Saturday, 21 February 2009

Classic Chicken Cacciatore

Yay! Cooking again. I'm planning reheatable things, because of the constant business of evening rehearsals and events. Last week was a total no-show on the cooking, except for some roasting of tomatoes, another kilo of rhubarb from the garden, and a few old beetroots.

And they weren't even my beetroots - B1 gave them to me when she went off to Adelaide for a week. They did come in handy: sliced up and sprinkled with white balsamic, they made an excellent salad with some mixed leaves (mostly spinach), brown "kumatoes", and Dutch semi-hard goats cheese. Toss over an extra virgin olive oil and lemon juice dressing, serve with a bit of bread and butter and it's a good lunch. Is that cooking? Mmmm, I guess it wasn't a total non-event, then.

I was out to dinner last night, and the conversation turned to cooking skills, and the ability to look in a fridge and produce a meal from whatever's there. So this morning I felt obliged to live up to my words, and use some things up. Zucchini from the garden (and two from B1's, damn her), the roasted tomatoes, some olives, a cup or so of flat pink champagne, a few bits of salad... It sort of said "Italian" to me, and I started thinking chicken cacciatore.

With that in mind, I toddled off to market with B1, only to find that preparation for the show has shoved them off site and without electricity. No coffee! The horror! I grabbed a couple of necessities - new season apples, blackberries, tomatoes - and then headed for Belco. Beppe's coffee and berry pancakes restored my sanity, and I was able to buy all the things I thought I needed: mushrooms, fresh basil, and chicken. I had a bit of fun at the Market Gourmet chicken shop watching Dave helpfully joint a couple of chooks for me, in between training a new boy in important life lessons such as "Never get in the way of a man with a knife".

When I got home, I turned to the great Italian classic cookbook, Il Cucchiaio d'Argento, in a quest for authenticity. I was quite surprised to read the recipe. It was not what I thought it would be...

Recipe: Pollo Alla Cacciatora
1 chicken, jointed
25g butter
3 tblsp olive oil
1 onion
6 tomatoes, peeled, seeded and chopped
1 carrot, chopped
1 celery stick, chopped
150ml water
1 flat leaf parsely sprig, chopped
salt & pepper

Brown chicken and onion in the oil and butter, stirring frequently.
Add tomato, carrot, celery and water.
Simmer 45 minutes, or until chicken is tender.
Add parsley, salt and pepper to taste before serving.

Notes: Well, how simple is that? Note the complete absence of olives, mushrooms, capsicum, zucchini, stock, wine, basil, oregano, bayleaves and even garlic! The book does say that this is the simplest version, and in some regions white wine or stock may be used, or sliced mushrooms added. But 90% of the recipes you find on the web include a lot more ingredients and a lot more fuss.

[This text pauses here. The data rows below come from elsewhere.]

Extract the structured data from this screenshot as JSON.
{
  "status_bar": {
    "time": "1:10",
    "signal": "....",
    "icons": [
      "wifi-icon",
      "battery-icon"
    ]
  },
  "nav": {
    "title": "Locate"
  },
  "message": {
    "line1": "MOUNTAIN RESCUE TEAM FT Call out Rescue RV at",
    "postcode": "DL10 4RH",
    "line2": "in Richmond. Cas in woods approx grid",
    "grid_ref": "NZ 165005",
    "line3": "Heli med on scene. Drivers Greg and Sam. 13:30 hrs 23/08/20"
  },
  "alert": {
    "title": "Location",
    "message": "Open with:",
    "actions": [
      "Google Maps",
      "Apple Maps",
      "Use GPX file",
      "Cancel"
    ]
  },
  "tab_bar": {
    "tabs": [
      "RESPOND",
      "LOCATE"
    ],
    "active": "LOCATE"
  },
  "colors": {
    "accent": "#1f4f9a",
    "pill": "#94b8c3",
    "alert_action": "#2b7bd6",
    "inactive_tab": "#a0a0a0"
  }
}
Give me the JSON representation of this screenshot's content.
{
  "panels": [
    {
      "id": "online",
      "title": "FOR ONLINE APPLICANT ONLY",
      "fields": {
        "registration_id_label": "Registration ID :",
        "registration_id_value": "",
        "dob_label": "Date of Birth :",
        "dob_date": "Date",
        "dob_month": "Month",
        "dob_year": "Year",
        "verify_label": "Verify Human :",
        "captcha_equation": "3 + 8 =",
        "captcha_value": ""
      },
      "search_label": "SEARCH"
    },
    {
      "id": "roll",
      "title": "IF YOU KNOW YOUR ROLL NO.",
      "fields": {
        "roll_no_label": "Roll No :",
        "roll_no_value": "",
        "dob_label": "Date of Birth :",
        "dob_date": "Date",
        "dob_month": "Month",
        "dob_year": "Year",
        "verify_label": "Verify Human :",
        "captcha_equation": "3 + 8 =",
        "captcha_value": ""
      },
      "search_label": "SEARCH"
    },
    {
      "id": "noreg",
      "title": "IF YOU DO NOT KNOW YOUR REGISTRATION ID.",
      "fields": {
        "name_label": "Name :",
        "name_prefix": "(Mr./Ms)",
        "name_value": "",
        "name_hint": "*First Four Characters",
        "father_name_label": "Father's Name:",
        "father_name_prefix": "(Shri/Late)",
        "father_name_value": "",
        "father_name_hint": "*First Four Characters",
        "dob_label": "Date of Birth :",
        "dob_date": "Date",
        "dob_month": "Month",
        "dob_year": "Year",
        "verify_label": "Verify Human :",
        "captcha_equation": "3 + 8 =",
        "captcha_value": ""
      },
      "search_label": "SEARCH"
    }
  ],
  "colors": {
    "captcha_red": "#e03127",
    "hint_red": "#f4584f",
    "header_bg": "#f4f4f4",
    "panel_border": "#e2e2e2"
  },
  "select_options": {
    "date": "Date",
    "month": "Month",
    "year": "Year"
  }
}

My version so far this time is quite simple. I've used a lot less fat, and the legs and thighs of the two chickens. I also used the roast tomatoes (not seeded, I can never be bothered with that) and 200g sliced flat mushrooms. The flat champagne went in instead of water, and I've added a couple of bayleaves. I have not used carrot or celery. I don't like carrots in this, and the bloke avoids celery if it's not very well disguised. I may add some fresh basil at the end, just because I have it and it is delicious. Maybe some olives, too. Authenticity, schmauthenticity.

The rest of the chickens is being used separately. I've frozen the breasts for later use in stirfries or grills, and popped the frames in a stockpot with the rest of the champers, plus water, bayleaves, an onion and a carrot to make stock. Also on the stove is a recipe-less ratatouille: onion, zucchini, mushroom, eggplant, tomato, bayleaf. I intend to add fresh basil later. I've left out the usual garlic, because I suspect that some antibiotics are giving me a heightened allium sensitivity. Bugger.

I also have some wallaby rump defrosting, which I intend to curry extremely simply by using a Charmaine Solomon rendang paste that took my fancy in the Food Lovers shop. Three things simmering away at once, and another started, that feels better!


Anonymous said...

Hi there Folks
Sorry to hijack your blog here Cath, but I figured that this was the best place to reach the most Food Obsessed Canberrans :-)

Does anyone know where the Mad Macadamia Man has gone? He used to be at the Kingston Markets but I haven't seen him for a while. Am I just missing him or has he moved?


Cath said...

There's a macadamia man at the EPIC growers' market. The market's not on next week due to the show, but he should be back in two weeks' time.

He sells cold-pressed oil, nuts in the shell, and shelled nuts. I don't know if he's mad, though :)